» **TASK BRIEF**: For the word "username", report how many lines of the records below contain it, and nothing more.

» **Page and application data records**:

+++++

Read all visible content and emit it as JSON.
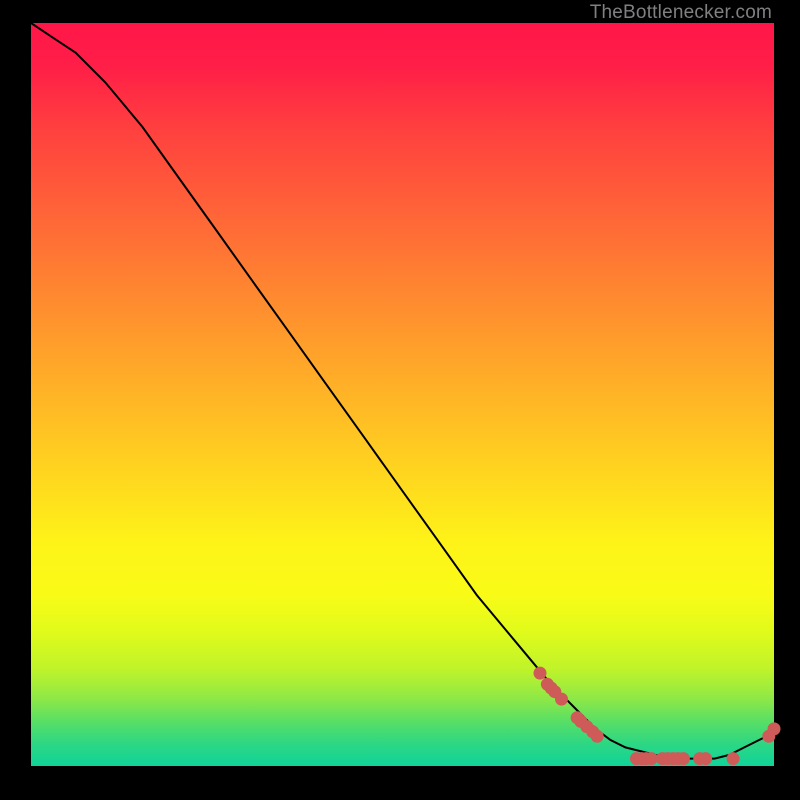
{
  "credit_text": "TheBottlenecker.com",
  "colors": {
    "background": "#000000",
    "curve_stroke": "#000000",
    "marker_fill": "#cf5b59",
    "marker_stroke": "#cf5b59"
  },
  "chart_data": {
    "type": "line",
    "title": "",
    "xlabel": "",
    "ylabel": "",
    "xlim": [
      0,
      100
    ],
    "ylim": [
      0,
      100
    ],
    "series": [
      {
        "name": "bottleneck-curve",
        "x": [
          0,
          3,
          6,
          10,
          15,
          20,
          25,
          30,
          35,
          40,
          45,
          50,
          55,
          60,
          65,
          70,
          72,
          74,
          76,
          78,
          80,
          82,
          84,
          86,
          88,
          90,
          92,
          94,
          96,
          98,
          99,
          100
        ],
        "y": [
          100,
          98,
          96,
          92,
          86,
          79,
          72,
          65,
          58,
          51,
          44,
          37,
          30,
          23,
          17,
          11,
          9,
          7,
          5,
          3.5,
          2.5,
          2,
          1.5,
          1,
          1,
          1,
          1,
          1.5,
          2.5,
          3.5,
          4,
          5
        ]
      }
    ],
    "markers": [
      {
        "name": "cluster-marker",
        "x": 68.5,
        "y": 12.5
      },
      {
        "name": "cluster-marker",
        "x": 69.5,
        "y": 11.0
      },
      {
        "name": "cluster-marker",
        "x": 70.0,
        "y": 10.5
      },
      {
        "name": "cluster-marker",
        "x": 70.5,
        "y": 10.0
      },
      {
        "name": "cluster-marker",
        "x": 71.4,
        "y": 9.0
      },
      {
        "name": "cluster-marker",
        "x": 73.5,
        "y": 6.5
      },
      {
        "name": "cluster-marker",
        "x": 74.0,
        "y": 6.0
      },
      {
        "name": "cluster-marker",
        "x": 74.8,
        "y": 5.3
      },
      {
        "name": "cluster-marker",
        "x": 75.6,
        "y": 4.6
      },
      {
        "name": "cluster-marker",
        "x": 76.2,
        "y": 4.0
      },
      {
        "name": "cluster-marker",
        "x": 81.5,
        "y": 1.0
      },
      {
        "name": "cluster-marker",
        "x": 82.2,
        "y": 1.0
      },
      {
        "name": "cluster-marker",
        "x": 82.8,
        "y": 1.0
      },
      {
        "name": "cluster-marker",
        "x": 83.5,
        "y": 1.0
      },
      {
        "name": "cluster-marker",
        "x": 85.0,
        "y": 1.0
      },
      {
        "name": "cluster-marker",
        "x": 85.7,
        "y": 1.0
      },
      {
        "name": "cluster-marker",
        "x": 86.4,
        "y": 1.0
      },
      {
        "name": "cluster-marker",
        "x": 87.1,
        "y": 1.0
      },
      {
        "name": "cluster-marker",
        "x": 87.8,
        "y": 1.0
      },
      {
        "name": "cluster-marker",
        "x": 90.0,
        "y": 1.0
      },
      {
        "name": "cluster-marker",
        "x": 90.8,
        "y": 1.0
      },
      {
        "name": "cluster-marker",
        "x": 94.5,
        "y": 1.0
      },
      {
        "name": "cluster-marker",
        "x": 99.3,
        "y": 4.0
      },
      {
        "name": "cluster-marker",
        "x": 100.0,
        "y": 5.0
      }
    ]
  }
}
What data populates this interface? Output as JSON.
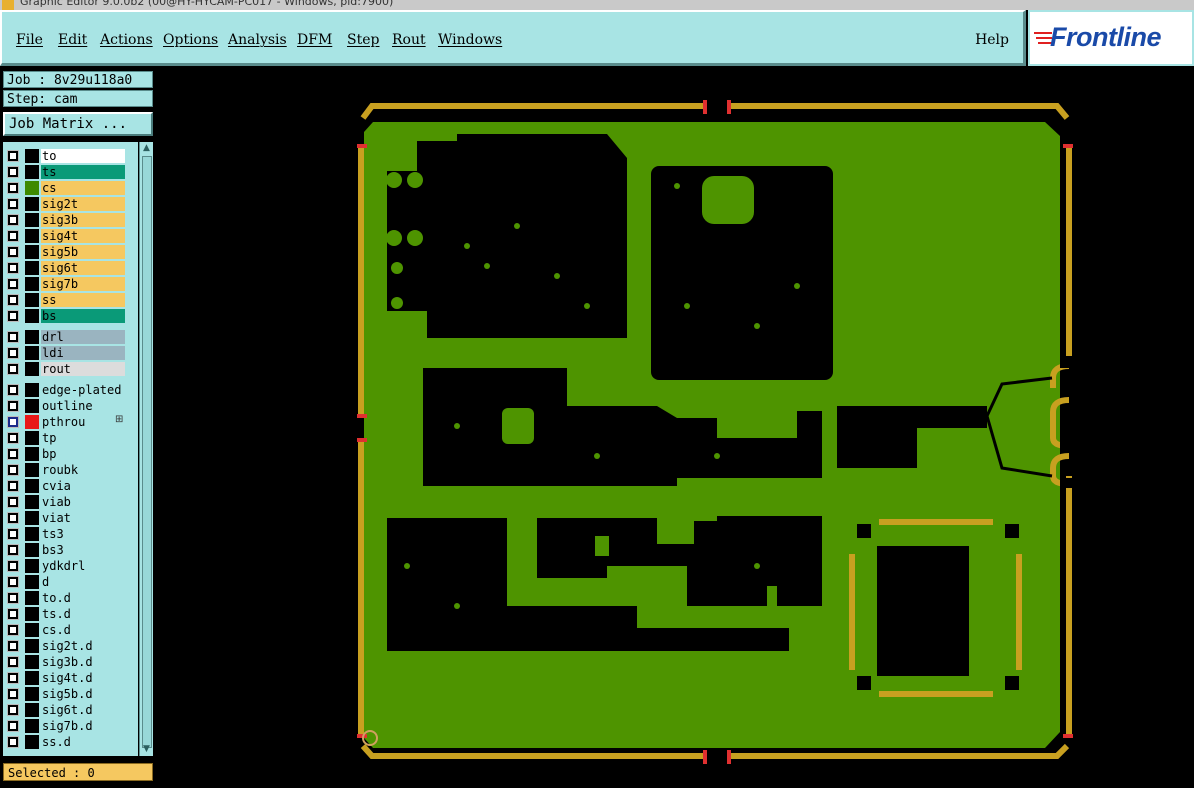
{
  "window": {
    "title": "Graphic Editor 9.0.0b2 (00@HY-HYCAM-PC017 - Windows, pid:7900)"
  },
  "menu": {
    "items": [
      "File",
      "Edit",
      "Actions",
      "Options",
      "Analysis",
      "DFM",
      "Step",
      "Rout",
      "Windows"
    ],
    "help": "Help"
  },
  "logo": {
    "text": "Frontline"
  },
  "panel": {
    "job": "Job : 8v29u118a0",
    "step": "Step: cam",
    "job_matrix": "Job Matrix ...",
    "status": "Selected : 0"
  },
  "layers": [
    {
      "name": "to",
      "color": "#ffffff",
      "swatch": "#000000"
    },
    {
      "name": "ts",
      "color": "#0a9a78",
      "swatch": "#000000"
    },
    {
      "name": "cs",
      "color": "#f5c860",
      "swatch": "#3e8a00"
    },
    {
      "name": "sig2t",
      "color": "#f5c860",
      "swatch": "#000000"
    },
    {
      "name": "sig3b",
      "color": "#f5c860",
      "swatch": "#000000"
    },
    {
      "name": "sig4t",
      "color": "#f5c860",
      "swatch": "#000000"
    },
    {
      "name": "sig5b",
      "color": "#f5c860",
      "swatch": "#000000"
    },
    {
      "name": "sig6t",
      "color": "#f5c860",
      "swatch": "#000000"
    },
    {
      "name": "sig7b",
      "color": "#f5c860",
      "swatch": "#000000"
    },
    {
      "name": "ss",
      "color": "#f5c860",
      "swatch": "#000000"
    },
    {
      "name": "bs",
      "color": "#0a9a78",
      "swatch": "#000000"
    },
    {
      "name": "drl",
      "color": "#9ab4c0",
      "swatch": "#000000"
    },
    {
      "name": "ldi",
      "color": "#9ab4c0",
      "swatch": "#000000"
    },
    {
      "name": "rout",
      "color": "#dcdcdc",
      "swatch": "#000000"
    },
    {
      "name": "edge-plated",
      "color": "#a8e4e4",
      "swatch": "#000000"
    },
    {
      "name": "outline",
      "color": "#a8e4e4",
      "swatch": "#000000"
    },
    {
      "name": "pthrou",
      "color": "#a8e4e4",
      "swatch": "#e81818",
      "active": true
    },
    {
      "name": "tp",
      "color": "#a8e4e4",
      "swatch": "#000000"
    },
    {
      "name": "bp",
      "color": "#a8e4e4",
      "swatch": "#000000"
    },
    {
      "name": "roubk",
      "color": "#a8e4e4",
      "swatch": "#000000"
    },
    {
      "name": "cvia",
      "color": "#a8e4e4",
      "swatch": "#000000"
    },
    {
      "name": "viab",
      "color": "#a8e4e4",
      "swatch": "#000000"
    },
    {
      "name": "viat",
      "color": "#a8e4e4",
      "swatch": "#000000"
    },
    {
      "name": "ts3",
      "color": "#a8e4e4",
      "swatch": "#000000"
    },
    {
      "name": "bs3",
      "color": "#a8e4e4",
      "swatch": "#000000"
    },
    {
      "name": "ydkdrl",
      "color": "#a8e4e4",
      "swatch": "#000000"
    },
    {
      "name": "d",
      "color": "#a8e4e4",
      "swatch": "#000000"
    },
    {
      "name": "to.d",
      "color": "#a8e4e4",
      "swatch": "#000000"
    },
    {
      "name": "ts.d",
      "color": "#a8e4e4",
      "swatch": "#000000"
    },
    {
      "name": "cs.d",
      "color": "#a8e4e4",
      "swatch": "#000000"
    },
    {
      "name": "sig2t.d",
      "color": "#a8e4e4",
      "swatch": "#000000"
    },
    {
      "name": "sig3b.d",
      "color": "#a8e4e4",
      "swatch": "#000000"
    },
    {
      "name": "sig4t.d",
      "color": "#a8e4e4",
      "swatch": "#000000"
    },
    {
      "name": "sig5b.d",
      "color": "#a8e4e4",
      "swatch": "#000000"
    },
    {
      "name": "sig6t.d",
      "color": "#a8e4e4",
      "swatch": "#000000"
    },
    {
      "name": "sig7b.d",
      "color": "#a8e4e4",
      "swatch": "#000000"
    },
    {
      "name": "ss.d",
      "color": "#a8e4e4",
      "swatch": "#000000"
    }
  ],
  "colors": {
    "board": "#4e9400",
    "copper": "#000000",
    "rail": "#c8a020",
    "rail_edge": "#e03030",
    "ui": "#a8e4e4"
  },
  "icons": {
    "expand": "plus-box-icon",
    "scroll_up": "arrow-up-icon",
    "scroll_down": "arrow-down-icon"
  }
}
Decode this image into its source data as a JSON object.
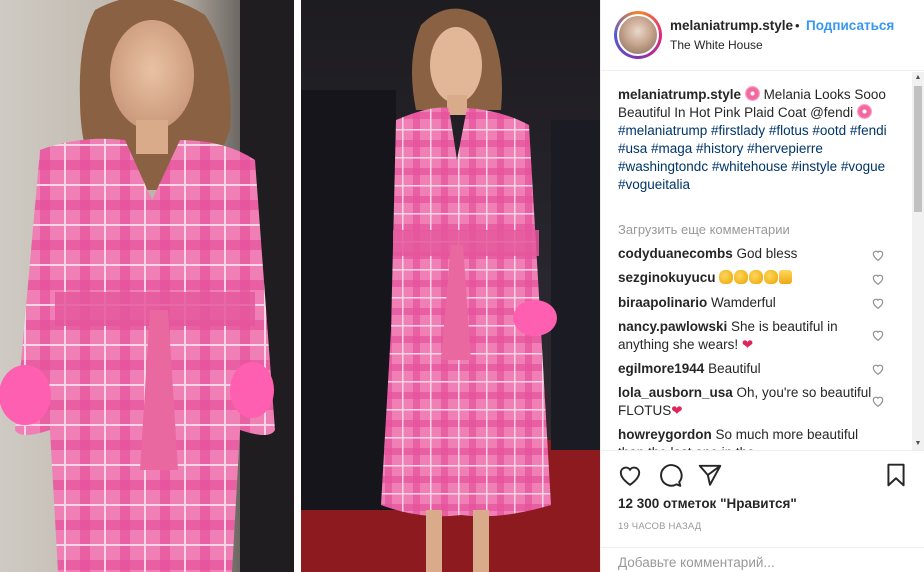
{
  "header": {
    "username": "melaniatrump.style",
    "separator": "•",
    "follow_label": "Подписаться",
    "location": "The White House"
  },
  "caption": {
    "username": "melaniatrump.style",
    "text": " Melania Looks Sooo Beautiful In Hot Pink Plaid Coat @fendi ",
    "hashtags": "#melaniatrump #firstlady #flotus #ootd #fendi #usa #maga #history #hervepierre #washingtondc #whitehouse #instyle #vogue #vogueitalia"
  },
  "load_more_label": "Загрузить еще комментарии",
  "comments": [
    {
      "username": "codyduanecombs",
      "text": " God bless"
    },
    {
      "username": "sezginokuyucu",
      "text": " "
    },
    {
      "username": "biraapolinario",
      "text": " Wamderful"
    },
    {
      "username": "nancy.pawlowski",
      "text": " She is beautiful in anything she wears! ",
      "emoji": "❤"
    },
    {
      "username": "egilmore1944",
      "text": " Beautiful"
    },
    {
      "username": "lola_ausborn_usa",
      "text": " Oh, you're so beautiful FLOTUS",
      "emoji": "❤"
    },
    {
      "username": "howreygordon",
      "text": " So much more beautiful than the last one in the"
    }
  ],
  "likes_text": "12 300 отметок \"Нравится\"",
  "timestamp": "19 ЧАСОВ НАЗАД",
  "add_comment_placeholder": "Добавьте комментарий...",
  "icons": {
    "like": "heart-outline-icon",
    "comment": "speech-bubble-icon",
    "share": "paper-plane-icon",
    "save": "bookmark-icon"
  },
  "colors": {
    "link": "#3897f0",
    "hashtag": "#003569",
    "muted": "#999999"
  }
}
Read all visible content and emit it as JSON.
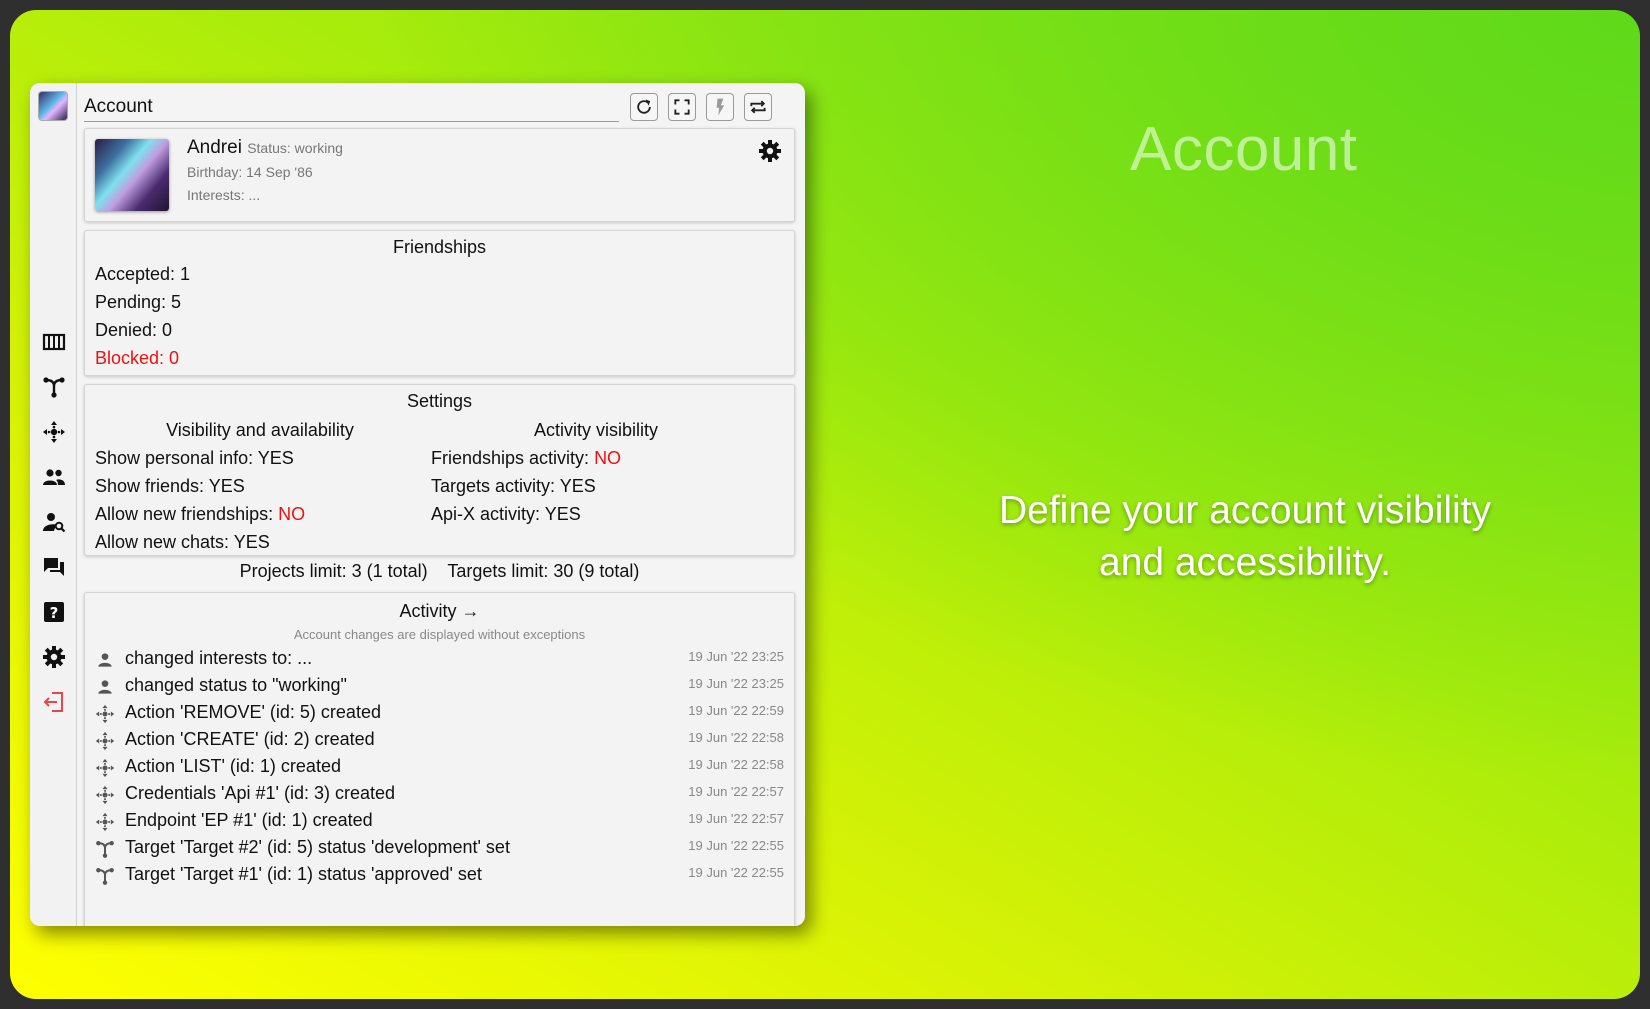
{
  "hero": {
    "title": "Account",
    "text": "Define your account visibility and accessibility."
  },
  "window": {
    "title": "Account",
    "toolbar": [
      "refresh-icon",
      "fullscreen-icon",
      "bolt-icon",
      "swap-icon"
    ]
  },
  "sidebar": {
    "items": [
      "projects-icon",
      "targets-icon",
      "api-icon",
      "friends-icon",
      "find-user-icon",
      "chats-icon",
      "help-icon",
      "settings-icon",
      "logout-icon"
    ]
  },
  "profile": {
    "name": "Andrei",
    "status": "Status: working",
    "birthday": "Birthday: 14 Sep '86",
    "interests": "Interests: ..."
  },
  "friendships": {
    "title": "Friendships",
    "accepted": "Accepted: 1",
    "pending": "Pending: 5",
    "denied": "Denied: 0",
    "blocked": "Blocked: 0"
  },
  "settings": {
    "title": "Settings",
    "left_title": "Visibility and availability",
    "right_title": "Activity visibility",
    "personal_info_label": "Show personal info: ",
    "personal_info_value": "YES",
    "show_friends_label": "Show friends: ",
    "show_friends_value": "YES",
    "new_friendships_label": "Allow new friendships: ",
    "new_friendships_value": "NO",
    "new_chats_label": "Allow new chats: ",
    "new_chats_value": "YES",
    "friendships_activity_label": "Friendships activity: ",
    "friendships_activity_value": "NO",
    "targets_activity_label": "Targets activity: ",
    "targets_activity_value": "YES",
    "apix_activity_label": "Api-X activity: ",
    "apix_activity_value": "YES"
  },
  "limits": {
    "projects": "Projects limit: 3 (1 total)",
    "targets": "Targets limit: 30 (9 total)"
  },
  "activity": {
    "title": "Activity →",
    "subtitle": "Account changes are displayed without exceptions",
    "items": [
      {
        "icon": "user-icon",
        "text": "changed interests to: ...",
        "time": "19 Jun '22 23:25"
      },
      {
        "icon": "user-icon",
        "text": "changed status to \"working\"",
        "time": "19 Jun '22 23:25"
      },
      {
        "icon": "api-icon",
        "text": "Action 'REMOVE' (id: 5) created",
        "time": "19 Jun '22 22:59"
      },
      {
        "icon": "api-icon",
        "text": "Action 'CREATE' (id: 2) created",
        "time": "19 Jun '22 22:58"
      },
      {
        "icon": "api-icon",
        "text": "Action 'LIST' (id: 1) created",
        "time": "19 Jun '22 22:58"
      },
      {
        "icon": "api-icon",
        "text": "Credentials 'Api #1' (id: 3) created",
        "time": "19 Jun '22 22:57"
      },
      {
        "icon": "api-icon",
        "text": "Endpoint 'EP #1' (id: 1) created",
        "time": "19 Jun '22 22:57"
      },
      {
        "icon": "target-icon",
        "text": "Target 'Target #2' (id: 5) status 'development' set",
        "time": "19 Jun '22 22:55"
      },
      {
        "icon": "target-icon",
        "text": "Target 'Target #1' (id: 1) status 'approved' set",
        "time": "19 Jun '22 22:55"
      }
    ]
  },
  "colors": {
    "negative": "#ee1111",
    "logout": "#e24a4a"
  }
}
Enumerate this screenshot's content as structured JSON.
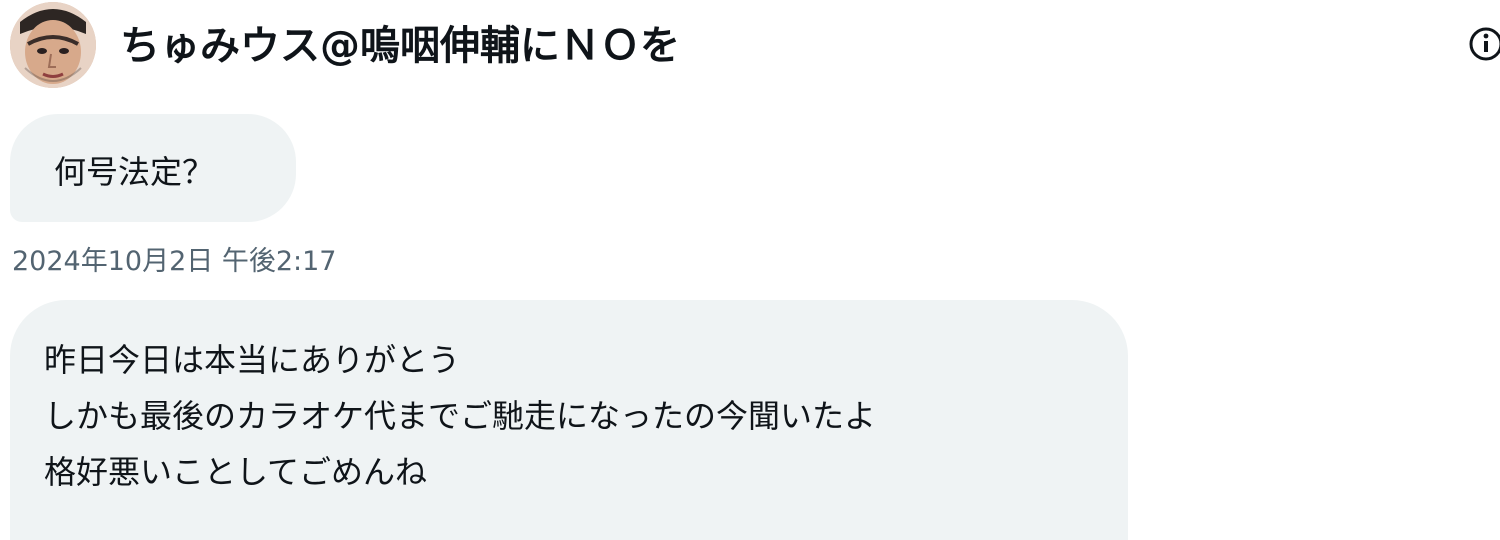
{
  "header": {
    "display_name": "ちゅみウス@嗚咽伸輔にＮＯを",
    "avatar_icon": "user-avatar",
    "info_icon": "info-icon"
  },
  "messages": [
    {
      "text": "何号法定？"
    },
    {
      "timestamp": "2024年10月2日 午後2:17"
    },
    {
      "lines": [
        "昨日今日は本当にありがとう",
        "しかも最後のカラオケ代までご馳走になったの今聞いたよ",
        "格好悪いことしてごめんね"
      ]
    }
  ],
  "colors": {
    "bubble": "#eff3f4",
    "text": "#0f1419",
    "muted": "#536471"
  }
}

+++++

» **THE ANSWER**: 9